7 Chinese Brothers--Jason Schwartzman and his totally awesome dog in a film in which not much happens but it doesn’t matter because the dog is so awesome.

Me and Earl and the Dying Girl--a better-than-average dying teen movie.

Waterline--Polish police procedural (say that three times fast) with dead bodies, conspiracies, and secrets waiting to be revealed.

Virtuosity--behind-the-scenes documentary about pianists competing in the Cliburn Competition.

The New Girlfriend--Francois Ozon directs an adaptation of a Ruth Rendell novel, so you have some interesting sexual things going on, as well as some mystery.

I’ll See You in My Dreams--senior love (very attractive seniors, too) in a film that is well-acted and not entirely predictable.

Flowers--intriguing Basque drama which never really came together in TVOR’s brain, but it stuck there anyway.

The Golden Hill--the film-making in this Nepalese film isn't very slick, but the story of a young man with a university education returning home to visit his remote village is very engaging, and touches on some major issues in the country.  The film is beautiful to look at, too.

Frame by Frame--a documentary about Afghan photojournalists struggling in a country where taking photos used to be a crime and journalism is a dangerous profession.

This film wasn’t that great, but TVOR kind of liked it anyway:

Guidance--a former child star and current loser pretends to be a high school guidance counselor.

You can probably skip these:

Gemma Bovery--a French comic take on Madame Bovary, which is not particularly funny, unless you find a middle-aged man gawking at a young beautiful woman amusing.  And he isn’t even the most obnoxious character.

NN--this story about attempts to identify some of Peru’s “disappeared” 25 years after the fact just wasn’t as interesting as it should have been.

Red Rose--TVOR was really irritated by the idiocy of one of the main characters in this story of a young woman taking shelter in the home of a middle-aged man during Iran’s Green Revolution.  Guess which character behaves like an idiot.

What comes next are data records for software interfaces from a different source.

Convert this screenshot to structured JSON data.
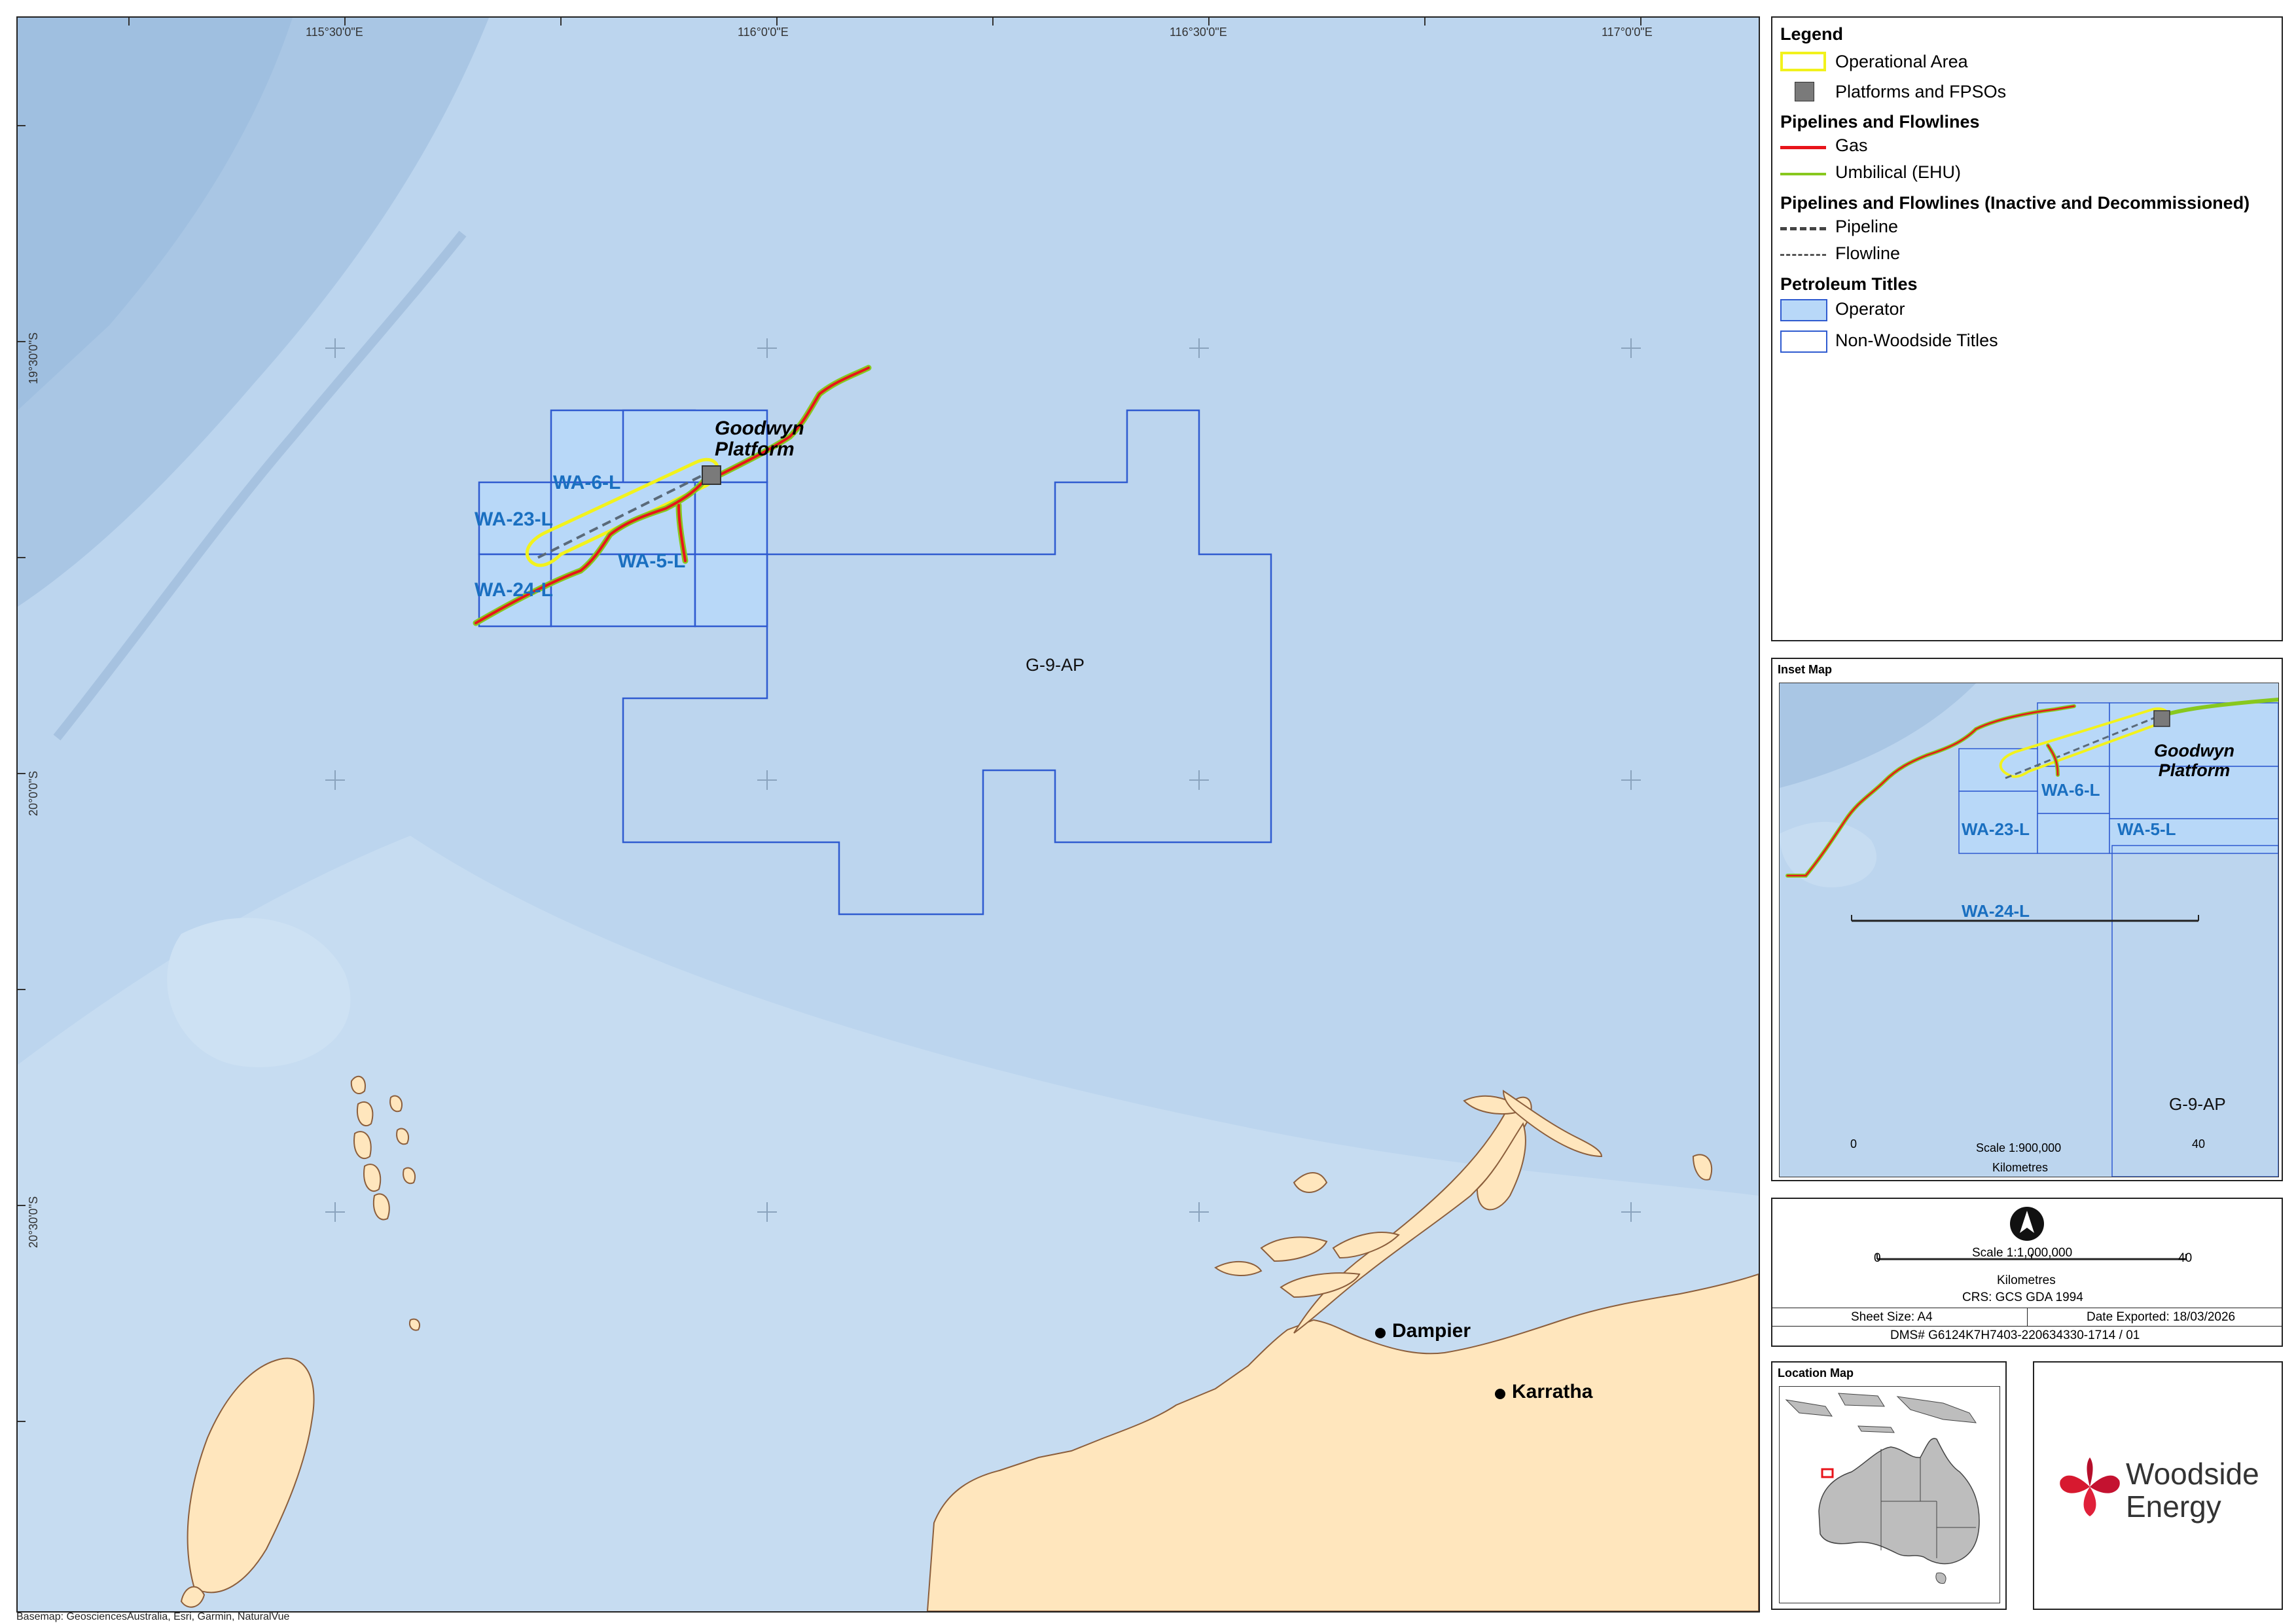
{
  "map": {
    "coords_top": [
      "115°30'0\"E",
      "116°0'0\"E",
      "116°30'0\"E",
      "117°0'0\"E"
    ],
    "coords_left": [
      "19°30'0\"S",
      "20°0'0\"S",
      "20°30'0\"S"
    ],
    "labels": {
      "platform": "Goodwyn Platform",
      "platform_line1": "Goodwyn",
      "platform_line2": "Platform",
      "wa6": "WA-6-L",
      "wa23": "WA-23-L",
      "wa5": "WA-5-L",
      "wa24": "WA-24-L",
      "g9": "G-9-AP",
      "dampier": "Dampier",
      "karratha": "Karratha"
    },
    "basemap_credit": "Basemap: GeosciencesAustralia, Esri, Garmin, NaturalVue",
    "colors": {
      "sea": "#bcd5ee",
      "land": "#ffe6bd",
      "operator_fill": "#b8d8f8",
      "title_outline": "#2f5bd0",
      "gas": "#e8141b",
      "umbilical": "#88c81e",
      "operational_area": "#f2f21c",
      "label_blue": "#1a6fc0"
    }
  },
  "legend": {
    "title": "Legend",
    "operational_area": "Operational Area",
    "platforms": "Platforms and FPSOs",
    "pipelines_heading": "Pipelines and Flowlines",
    "gas": "Gas",
    "umbilical": "Umbilical (EHU)",
    "inactive_heading": "Pipelines and Flowlines (Inactive and Decommissioned)",
    "pipeline": "Pipeline",
    "flowline": "Flowline",
    "titles_heading": "Petroleum Titles",
    "operator": "Operator",
    "non_woodside": "Non-Woodside Titles"
  },
  "inset": {
    "title": "Inset Map",
    "platform_line1": "Goodwyn",
    "platform_line2": "Platform",
    "wa6": "WA-6-L",
    "wa23": "WA-23-L",
    "wa5": "WA-5-L",
    "wa24": "WA-24-L",
    "g9": "G-9-AP",
    "scale_label": "Scale 1:900,000",
    "scale_zero": "0",
    "scale_max": "40",
    "scale_units": "Kilometres"
  },
  "scale_box": {
    "scale_label": "Scale 1:1,000,000",
    "zero": "0",
    "max": "40",
    "units": "Kilometres",
    "crs": "CRS: GCS GDA 1994",
    "sheet_size": "Sheet Size: A4",
    "date_exported": "Date Exported: 18/03/2026",
    "dms": "DMS# G6124K7H7403-220634330-1714 / 01"
  },
  "location_map": {
    "title": "Location Map"
  },
  "logo": {
    "line1": "Woodside",
    "line2": "Energy"
  }
}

Cooking Up a Tribute--a documentary about a top restaurant specializing in local foods which closes up shop for five weeks to tour the world and cook with the local foods of the places it visits.  It could have been much more interesting, especially if there had been less blather from the owners of the restaurant.